DIRECTIONS FOR THIS TASK: Copy each line of the data below with the word "separator".

Extracted data entries:
╭──

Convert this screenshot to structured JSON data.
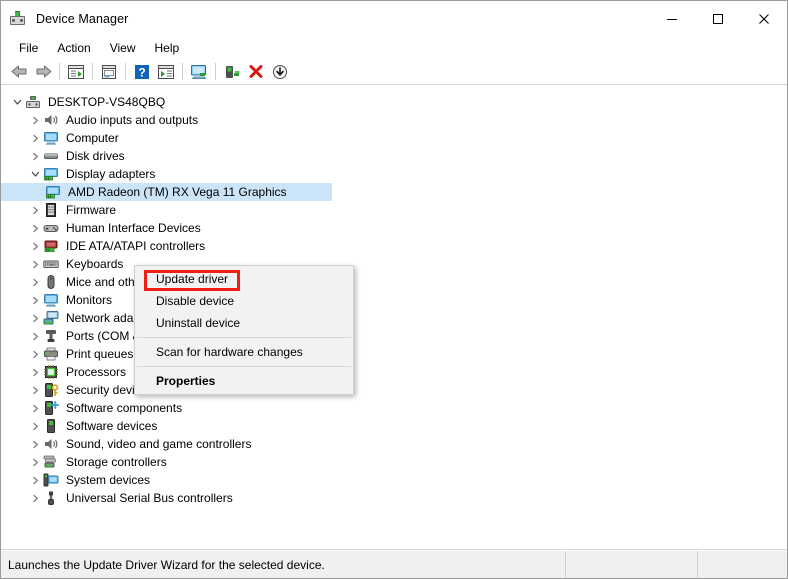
{
  "window": {
    "title": "Device Manager",
    "icon": "device-manager-icon",
    "controls": {
      "minimize": "minimize-icon",
      "maximize": "maximize-icon",
      "close": "close-icon"
    }
  },
  "menubar": {
    "items": [
      {
        "label": "File"
      },
      {
        "label": "Action"
      },
      {
        "label": "View"
      },
      {
        "label": "Help"
      }
    ]
  },
  "toolbar": {
    "buttons": [
      {
        "name": "back-icon",
        "title": "Back"
      },
      {
        "name": "forward-icon",
        "title": "Forward"
      },
      {
        "name": "separator-1",
        "title": ""
      },
      {
        "name": "show-hide-console-tree-icon",
        "title": "Show/Hide Console Tree"
      },
      {
        "name": "separator-2",
        "title": ""
      },
      {
        "name": "properties-icon",
        "title": "Properties"
      },
      {
        "name": "separator-3",
        "title": ""
      },
      {
        "name": "help-icon",
        "title": "Help"
      },
      {
        "name": "show-hide-action-pane-icon",
        "title": "Show/Hide Action Pane"
      },
      {
        "name": "separator-4",
        "title": ""
      },
      {
        "name": "scan-for-hardware-changes-icon",
        "title": "Scan for hardware changes"
      },
      {
        "name": "separator-5",
        "title": ""
      },
      {
        "name": "update-driver-icon",
        "title": "Update Driver"
      },
      {
        "name": "uninstall-device-icon",
        "title": "Uninstall device"
      },
      {
        "name": "disable-device-icon",
        "title": "Disable device"
      }
    ]
  },
  "tree": {
    "root": {
      "label": "DESKTOP-VS48QBQ",
      "icon": "computer-root-icon",
      "expanded": true
    },
    "items": [
      {
        "label": "Audio inputs and outputs",
        "icon": "speaker-icon",
        "expanded": false,
        "level": 1
      },
      {
        "label": "Computer",
        "icon": "monitor-icon",
        "expanded": false,
        "level": 1
      },
      {
        "label": "Disk drives",
        "icon": "disk-drive-icon",
        "expanded": false,
        "level": 1
      },
      {
        "label": "Display adapters",
        "icon": "display-adapter-icon",
        "expanded": true,
        "level": 1
      },
      {
        "label": "AMD Radeon (TM) RX Vega 11 Graphics",
        "icon": "display-adapter-icon",
        "expanded": null,
        "level": 2,
        "selected": true
      },
      {
        "label": "Firmware",
        "icon": "firmware-icon",
        "expanded": false,
        "level": 1
      },
      {
        "label": "Human Interface Devices",
        "icon": "hid-icon",
        "expanded": false,
        "level": 1
      },
      {
        "label": "IDE ATA/ATAPI controllers",
        "icon": "ide-controller-icon",
        "expanded": false,
        "level": 1
      },
      {
        "label": "Keyboards",
        "icon": "keyboard-icon",
        "expanded": false,
        "level": 1
      },
      {
        "label": "Mice and other pointing devices",
        "icon": "mouse-icon",
        "expanded": false,
        "level": 1
      },
      {
        "label": "Monitors",
        "icon": "monitor-icon",
        "expanded": false,
        "level": 1
      },
      {
        "label": "Network adapters",
        "icon": "network-adapter-icon",
        "expanded": false,
        "level": 1
      },
      {
        "label": "Ports (COM & LPT)",
        "icon": "port-icon",
        "expanded": false,
        "level": 1
      },
      {
        "label": "Print queues",
        "icon": "printer-icon",
        "expanded": false,
        "level": 1
      },
      {
        "label": "Processors",
        "icon": "processor-icon",
        "expanded": false,
        "level": 1
      },
      {
        "label": "Security devices",
        "icon": "security-device-icon",
        "expanded": false,
        "level": 1
      },
      {
        "label": "Software components",
        "icon": "software-component-icon",
        "expanded": false,
        "level": 1
      },
      {
        "label": "Software devices",
        "icon": "software-device-icon",
        "expanded": false,
        "level": 1
      },
      {
        "label": "Sound, video and game controllers",
        "icon": "speaker-icon",
        "expanded": false,
        "level": 1
      },
      {
        "label": "Storage controllers",
        "icon": "storage-controller-icon",
        "expanded": false,
        "level": 1
      },
      {
        "label": "System devices",
        "icon": "system-device-icon",
        "expanded": false,
        "level": 1
      },
      {
        "label": "Universal Serial Bus controllers",
        "icon": "usb-controller-icon",
        "expanded": false,
        "level": 1
      }
    ]
  },
  "context_menu": {
    "items": [
      {
        "label": "Update driver",
        "bold": false,
        "highlighted": true
      },
      {
        "label": "Disable device",
        "bold": false,
        "highlighted": false
      },
      {
        "label": "Uninstall device",
        "bold": false,
        "highlighted": false
      },
      {
        "separator": true
      },
      {
        "label": "Scan for hardware changes",
        "bold": false,
        "highlighted": false
      },
      {
        "separator": true
      },
      {
        "label": "Properties",
        "bold": true,
        "highlighted": false
      }
    ],
    "highlight_color": "#ef1d14"
  },
  "statusbar": {
    "message": "Launches the Update Driver Wizard for the selected device.",
    "panel2": "",
    "panel3": ""
  },
  "colors": {
    "selection": "#cce4f7",
    "annotation": "#ef1d14",
    "menu_bg": "#f2f2f2",
    "status_bg": "#f0f0f0"
  }
}
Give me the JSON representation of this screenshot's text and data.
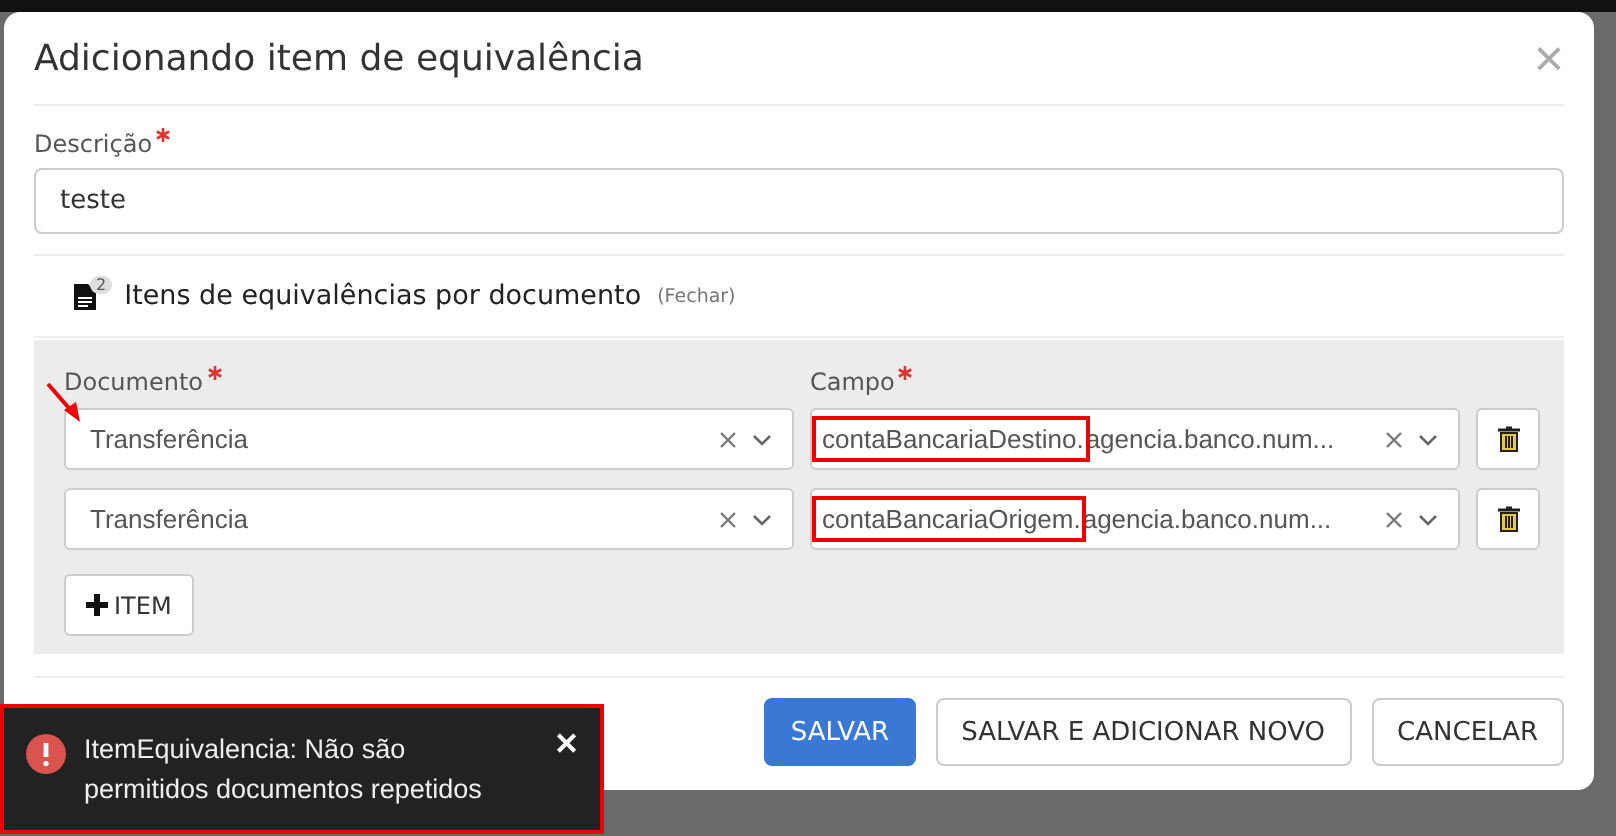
{
  "dialog": {
    "title": "Adicionando item de equivalência",
    "close": "×"
  },
  "description": {
    "label": "Descrição",
    "required": true,
    "value": "teste"
  },
  "section": {
    "badge": "2",
    "title": "Itens de equivalências por documento",
    "toggle": "(Fechar)"
  },
  "columns": [
    {
      "label": "Documento",
      "required": true
    },
    {
      "label": "Campo",
      "required": true
    }
  ],
  "rows": [
    {
      "document": "Transferência",
      "arrow": true,
      "field_highlight": "contaBancariaDestino.",
      "field_rest": "agencia.banco.num..."
    },
    {
      "document": "Transferência",
      "arrow": false,
      "field_highlight": "contaBancariaOrigem.",
      "field_rest": "agencia.banco.num..."
    }
  ],
  "add_button": "ITEM",
  "buttons": [
    {
      "label": "SALVAR",
      "kind": "primary"
    },
    {
      "label": "SALVAR E ADICIONAR NOVO",
      "kind": "default"
    },
    {
      "label": "CANCELAR",
      "kind": "default"
    }
  ],
  "toast": {
    "message": "ItemEquivalencia: Não são permitidos documentos repetidos",
    "close": "✕",
    "highlighted": true
  }
}
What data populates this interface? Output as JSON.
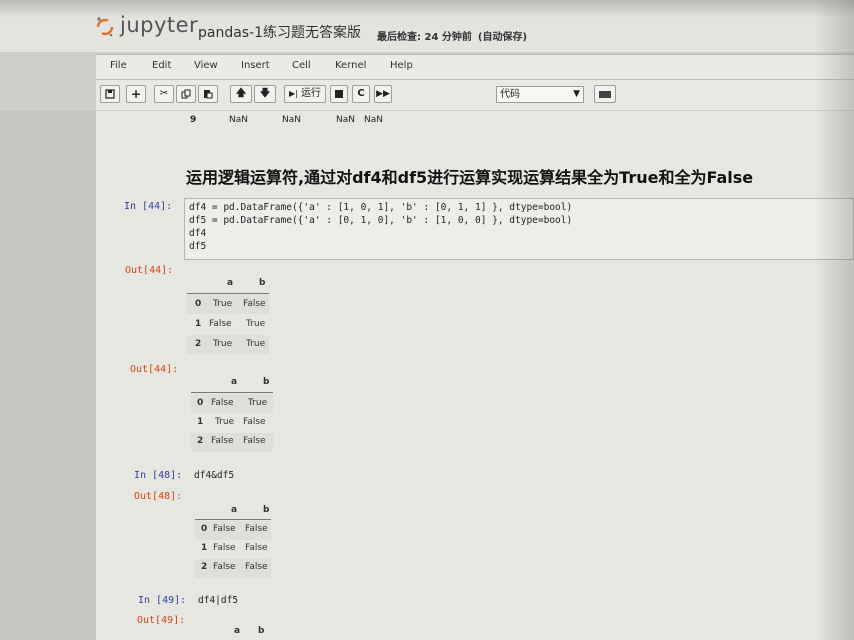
{
  "header": {
    "logo_text": "jupyter",
    "notebook_title": "pandas-1练习题无答案版",
    "checkpoint_label": "最后检查: 24 分钟前",
    "autosave_label": "(自动保存)"
  },
  "menu": {
    "items": [
      "File",
      "Edit",
      "View",
      "Insert",
      "Cell",
      "Kernel",
      "Help"
    ]
  },
  "toolbar": {
    "run_label": "运行",
    "cell_type": "代码",
    "icons": [
      "save-icon",
      "plus-icon",
      "cut-icon",
      "copy-icon",
      "paste-icon",
      "arrow-up-icon",
      "arrow-down-icon",
      "run-icon",
      "stop-icon",
      "restart-icon",
      "fast-forward-icon",
      "keyboard-icon"
    ]
  },
  "prev_output": {
    "row": [
      "9",
      "NaN",
      "NaN",
      "NaN",
      "NaN"
    ]
  },
  "markdown_heading": "运用逻辑运算符,通过对df4和df5进行运算实现运算结果全为True和全为False",
  "cells": {
    "cell44": {
      "in_prompt": "In [44]:",
      "code": [
        "df4 = pd.DataFrame({'a' : [1, 0, 1], 'b' : [0, 1, 1] }, dtype=bool)",
        "df5 = pd.DataFrame({'a' : [0, 1, 0], 'b' : [1, 0, 0] }, dtype=bool)",
        "df4",
        "df5"
      ],
      "out_prompt_1": "Out[44]:",
      "out_prompt_2": "Out[44]:"
    },
    "cell48": {
      "in_prompt": "In [48]:",
      "code": "df4&df5",
      "out_prompt": "Out[48]:"
    },
    "cell49": {
      "in_prompt": "In [49]:",
      "code": "df4|df5",
      "out_prompt": "Out[49]:"
    }
  },
  "tables": {
    "df4": {
      "columns": [
        "a",
        "b"
      ],
      "rows": [
        [
          "0",
          "True",
          "False"
        ],
        [
          "1",
          "False",
          "True"
        ],
        [
          "2",
          "True",
          "True"
        ]
      ]
    },
    "df5": {
      "columns": [
        "a",
        "b"
      ],
      "rows": [
        [
          "0",
          "False",
          "True"
        ],
        [
          "1",
          "True",
          "False"
        ],
        [
          "2",
          "False",
          "False"
        ]
      ]
    },
    "and_result": {
      "columns": [
        "a",
        "b"
      ],
      "rows": [
        [
          "0",
          "False",
          "False"
        ],
        [
          "1",
          "False",
          "False"
        ],
        [
          "2",
          "False",
          "False"
        ]
      ]
    },
    "or_partial": {
      "columns": [
        "a",
        "b"
      ]
    }
  },
  "colors": {
    "in_prompt": "#303f9f",
    "out_prompt": "#d84315",
    "background": "#e7e7e2"
  }
}
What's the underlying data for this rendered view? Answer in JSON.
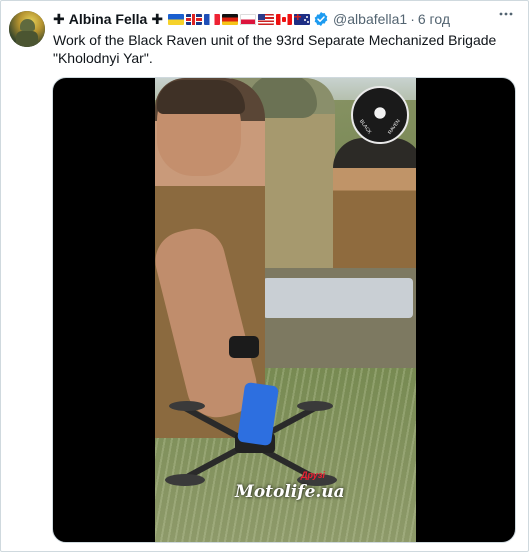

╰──

COMPLETED TASK:
        "name": "separator-1",
        "name": "separator-2",
        "name": "separator-3",
        "name": "separator-4",
        "name": "separator-5",
        "separator": true
        "separator": true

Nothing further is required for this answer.